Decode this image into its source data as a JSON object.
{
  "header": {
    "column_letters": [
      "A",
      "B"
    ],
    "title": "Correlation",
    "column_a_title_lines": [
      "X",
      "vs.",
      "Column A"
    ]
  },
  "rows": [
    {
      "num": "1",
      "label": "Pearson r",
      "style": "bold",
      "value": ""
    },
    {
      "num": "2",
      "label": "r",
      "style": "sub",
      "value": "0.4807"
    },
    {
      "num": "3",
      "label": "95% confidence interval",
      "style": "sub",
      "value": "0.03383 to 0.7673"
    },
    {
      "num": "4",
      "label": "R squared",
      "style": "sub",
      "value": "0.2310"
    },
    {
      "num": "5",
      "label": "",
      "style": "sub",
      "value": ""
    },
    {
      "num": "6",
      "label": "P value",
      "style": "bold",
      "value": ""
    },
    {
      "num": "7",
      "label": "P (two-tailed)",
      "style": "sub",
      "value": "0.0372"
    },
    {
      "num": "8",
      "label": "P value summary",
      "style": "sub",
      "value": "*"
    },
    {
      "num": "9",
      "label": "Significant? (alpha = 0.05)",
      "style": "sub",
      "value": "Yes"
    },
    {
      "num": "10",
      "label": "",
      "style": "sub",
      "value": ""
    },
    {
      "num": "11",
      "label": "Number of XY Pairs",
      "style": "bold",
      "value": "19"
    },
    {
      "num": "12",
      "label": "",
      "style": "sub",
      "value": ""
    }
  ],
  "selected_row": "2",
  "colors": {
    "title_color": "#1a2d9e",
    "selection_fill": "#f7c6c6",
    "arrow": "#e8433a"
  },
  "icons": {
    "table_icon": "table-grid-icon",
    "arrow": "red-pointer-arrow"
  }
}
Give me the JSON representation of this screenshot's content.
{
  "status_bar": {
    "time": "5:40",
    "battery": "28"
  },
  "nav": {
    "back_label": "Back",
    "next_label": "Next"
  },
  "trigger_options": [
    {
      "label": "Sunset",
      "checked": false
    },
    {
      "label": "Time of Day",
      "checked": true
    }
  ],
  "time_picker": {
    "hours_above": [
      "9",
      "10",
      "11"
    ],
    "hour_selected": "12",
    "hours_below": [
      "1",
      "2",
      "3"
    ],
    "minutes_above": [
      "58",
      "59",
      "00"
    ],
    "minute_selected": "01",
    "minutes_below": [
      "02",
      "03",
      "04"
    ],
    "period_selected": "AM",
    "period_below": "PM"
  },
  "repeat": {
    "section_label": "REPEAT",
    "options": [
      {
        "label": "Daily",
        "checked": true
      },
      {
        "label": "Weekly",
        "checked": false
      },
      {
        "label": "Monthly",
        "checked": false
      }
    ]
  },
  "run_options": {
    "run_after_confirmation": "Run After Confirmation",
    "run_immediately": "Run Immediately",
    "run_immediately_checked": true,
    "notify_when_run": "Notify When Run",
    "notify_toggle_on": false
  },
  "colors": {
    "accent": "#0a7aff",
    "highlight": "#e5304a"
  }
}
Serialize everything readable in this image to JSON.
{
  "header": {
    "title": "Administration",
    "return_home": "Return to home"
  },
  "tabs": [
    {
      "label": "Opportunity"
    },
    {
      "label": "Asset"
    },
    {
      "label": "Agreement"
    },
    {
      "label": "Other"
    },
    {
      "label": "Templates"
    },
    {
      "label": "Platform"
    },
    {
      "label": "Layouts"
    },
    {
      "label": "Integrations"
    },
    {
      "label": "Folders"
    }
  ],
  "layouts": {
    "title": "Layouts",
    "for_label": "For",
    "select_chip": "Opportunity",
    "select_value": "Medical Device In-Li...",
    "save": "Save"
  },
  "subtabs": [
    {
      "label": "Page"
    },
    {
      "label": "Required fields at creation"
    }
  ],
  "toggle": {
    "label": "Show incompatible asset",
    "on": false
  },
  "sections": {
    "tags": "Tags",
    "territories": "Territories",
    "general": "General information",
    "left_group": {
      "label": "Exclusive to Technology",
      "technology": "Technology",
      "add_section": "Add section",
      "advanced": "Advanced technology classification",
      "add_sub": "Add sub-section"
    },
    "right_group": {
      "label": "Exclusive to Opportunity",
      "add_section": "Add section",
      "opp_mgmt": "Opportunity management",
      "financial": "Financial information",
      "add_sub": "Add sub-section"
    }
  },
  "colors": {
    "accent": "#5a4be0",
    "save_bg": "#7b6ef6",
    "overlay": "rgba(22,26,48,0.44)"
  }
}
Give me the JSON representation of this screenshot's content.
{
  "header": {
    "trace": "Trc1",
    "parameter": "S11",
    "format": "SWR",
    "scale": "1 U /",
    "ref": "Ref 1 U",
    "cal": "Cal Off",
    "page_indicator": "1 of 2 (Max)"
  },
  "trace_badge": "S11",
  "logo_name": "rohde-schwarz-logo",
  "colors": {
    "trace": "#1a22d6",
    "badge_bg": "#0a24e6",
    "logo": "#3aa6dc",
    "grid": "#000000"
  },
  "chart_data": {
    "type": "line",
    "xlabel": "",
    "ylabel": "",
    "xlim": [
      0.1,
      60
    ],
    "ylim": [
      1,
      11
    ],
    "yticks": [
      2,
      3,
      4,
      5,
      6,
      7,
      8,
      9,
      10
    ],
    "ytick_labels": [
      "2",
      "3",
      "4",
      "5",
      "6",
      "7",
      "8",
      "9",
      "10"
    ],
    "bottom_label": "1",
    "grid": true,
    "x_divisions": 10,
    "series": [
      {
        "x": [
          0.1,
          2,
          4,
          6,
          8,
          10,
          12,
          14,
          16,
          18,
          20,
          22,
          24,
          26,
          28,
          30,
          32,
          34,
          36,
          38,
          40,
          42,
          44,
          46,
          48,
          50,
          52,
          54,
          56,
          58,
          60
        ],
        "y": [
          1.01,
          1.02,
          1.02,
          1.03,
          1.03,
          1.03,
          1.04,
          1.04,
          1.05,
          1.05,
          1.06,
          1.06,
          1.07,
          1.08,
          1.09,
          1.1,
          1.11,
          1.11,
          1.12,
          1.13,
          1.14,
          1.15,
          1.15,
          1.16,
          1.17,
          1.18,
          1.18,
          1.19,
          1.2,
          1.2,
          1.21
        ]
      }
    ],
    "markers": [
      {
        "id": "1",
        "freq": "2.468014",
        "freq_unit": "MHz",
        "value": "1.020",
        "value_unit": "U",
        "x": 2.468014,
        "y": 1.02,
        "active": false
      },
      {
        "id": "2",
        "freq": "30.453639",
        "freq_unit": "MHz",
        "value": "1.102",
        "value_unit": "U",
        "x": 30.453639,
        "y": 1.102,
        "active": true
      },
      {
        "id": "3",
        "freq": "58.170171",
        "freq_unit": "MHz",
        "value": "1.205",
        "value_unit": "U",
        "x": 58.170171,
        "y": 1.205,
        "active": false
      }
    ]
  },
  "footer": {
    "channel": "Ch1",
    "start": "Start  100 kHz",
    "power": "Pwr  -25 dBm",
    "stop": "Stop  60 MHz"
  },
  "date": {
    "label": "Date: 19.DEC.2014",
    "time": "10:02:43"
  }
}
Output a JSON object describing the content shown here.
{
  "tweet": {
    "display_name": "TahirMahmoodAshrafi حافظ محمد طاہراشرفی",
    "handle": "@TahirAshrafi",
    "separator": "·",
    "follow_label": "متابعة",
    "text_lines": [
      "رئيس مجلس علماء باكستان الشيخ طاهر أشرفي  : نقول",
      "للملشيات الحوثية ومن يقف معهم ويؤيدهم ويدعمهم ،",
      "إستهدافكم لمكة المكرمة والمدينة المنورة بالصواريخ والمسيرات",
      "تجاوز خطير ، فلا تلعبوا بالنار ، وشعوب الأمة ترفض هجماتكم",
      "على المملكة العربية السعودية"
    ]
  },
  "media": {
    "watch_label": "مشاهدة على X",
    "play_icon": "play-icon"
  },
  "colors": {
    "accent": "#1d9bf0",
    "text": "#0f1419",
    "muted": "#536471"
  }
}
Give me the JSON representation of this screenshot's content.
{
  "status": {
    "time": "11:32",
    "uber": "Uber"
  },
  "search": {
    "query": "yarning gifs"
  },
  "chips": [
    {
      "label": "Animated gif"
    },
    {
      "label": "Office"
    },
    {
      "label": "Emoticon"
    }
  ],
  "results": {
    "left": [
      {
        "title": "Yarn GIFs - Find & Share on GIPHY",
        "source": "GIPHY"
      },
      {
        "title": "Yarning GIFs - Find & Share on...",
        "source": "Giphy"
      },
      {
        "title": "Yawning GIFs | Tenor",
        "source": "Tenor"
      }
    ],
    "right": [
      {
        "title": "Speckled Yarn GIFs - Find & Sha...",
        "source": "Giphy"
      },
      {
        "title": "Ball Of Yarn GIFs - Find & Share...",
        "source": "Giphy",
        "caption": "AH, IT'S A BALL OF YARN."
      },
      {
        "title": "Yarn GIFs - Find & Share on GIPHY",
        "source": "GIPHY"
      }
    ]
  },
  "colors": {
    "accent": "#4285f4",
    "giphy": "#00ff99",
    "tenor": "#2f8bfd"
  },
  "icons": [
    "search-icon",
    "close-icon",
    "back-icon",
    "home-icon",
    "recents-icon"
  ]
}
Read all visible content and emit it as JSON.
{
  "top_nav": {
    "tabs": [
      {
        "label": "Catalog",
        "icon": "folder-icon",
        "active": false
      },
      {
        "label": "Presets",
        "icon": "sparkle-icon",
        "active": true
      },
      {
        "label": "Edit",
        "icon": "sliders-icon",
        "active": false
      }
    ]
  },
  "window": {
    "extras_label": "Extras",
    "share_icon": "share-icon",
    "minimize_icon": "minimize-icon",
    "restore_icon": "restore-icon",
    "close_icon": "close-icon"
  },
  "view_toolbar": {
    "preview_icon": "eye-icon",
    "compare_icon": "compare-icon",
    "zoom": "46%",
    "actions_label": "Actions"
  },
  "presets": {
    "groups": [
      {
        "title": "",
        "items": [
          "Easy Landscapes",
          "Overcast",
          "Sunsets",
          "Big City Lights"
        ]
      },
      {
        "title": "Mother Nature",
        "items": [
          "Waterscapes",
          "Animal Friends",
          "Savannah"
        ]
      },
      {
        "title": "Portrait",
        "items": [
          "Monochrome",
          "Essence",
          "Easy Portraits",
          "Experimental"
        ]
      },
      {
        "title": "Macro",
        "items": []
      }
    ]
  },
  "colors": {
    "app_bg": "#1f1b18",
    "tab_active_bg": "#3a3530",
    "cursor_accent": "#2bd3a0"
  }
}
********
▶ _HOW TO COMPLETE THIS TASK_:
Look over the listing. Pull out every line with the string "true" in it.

▶ _SOLUTION TO THE EXERCISE_:
      "checked": true
        "checked": true
    "run_immediately_checked": true,
    "grid": true,
        "active": true
        "active": true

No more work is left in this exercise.